ACTIVITY:
Every entry must be reproduced word for word.

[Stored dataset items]
↓↓↓
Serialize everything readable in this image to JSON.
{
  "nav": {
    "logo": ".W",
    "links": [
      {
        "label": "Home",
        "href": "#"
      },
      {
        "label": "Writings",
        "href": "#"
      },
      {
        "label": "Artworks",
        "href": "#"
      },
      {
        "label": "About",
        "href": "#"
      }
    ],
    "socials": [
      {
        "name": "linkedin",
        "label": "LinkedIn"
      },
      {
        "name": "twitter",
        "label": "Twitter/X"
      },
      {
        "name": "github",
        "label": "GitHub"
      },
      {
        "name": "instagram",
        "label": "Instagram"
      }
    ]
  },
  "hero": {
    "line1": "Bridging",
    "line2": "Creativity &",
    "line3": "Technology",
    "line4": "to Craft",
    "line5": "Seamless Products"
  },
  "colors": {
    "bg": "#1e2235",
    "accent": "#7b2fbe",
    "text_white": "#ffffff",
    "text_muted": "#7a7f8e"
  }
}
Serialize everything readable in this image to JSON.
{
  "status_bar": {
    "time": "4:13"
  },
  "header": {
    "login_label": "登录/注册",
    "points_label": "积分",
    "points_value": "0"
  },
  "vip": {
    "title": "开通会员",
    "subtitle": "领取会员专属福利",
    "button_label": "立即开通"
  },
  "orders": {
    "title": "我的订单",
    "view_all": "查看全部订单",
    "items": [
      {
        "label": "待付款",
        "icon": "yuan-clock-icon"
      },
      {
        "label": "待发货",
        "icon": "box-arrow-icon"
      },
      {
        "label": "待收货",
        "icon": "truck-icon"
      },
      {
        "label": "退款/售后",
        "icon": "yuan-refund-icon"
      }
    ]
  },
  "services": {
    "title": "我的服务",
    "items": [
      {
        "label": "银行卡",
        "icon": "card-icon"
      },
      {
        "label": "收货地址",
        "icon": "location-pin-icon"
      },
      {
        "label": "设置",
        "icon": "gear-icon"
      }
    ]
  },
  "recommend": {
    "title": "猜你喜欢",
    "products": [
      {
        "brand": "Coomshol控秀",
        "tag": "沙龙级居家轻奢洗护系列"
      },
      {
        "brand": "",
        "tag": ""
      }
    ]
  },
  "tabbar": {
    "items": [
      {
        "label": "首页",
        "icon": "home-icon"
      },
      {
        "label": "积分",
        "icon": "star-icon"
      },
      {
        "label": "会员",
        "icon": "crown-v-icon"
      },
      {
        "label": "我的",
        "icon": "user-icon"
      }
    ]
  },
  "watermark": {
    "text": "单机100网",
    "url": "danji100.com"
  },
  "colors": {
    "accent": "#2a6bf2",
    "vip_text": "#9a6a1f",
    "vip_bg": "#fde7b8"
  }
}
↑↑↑
RESPONSE TO THIS EXERCISE:
Serialize everything readable in this image to JSON.
{
  "nav": {
    "logo": ".W",
    "links": [
      {
        "label": "Home",
        "href": "#"
      },
      {
        "label": "Writings",
        "href": "#"
      },
      {
        "label": "Artworks",
        "href": "#"
      },
      {
        "label": "About",
        "href": "#"
      }
    ],
    "socials": [
      {
        "name": "linkedin",
        "label": "LinkedIn"
      },
      {
        "name": "twitter",
        "label": "Twitter/X"
      },
      {
        "name": "github",
        "label": "GitHub"
      },
      {
        "name": "instagram",
        "label": "Instagram"
      }
    ]
  },
  "hero": {
    "line1": "Bridging",
    "line2": "Creativity &",
    "line3": "Technology",
    "line4": "to Craft",
    "line5": "Seamless Products"
  },
  "colors": {
    "bg": "#1e2235",
    "accent": "#7b2fbe",
    "text_white": "#ffffff",
    "text_muted": "#7a7f8e"
  }
}
Serialize everything readable in this image to JSON.
{
  "status_bar": {
    "time": "4:13"
  },
  "header": {
    "login_label": "登录/注册",
    "points_label": "积分",
    "points_value": "0"
  },
  "vip": {
    "title": "开通会员",
    "subtitle": "领取会员专属福利",
    "button_label": "立即开通"
  },
  "orders": {
    "title": "我的订单",
    "view_all": "查看全部订单",
    "items": [
      {
        "label": "待付款",
        "icon": "yuan-clock-icon"
      },
      {
        "label": "待发货",
        "icon": "box-arrow-icon"
      },
      {
        "label": "待收货",
        "icon": "truck-icon"
      },
      {
        "label": "退款/售后",
        "icon": "yuan-refund-icon"
      }
    ]
  },
  "services": {
    "title": "我的服务",
    "items": [
      {
        "label": "银行卡",
        "icon": "card-icon"
      },
      {
        "label": "收货地址",
        "icon": "location-pin-icon"
      },
      {
        "label": "设置",
        "icon": "gear-icon"
      }
    ]
  },
  "recommend": {
    "title": "猜你喜欢",
    "products": [
      {
        "brand": "Coomshol控秀",
        "tag": "沙龙级居家轻奢洗护系列"
      },
      {
        "brand": "",
        "tag": ""
      }
    ]
  },
  "tabbar": {
    "items": [
      {
        "label": "首页",
        "icon": "home-icon"
      },
      {
        "label": "积分",
        "icon": "star-icon"
      },
      {
        "label": "会员",
        "icon": "crown-v-icon"
      },
      {
        "label": "我的",
        "icon": "user-icon"
      }
    ]
  },
  "watermark": {
    "text": "单机100网",
    "url": "danji100.com"
  },
  "colors": {
    "accent": "#2a6bf2",
    "vip_text": "#9a6a1f",
    "vip_bg": "#fde7b8"
  }
}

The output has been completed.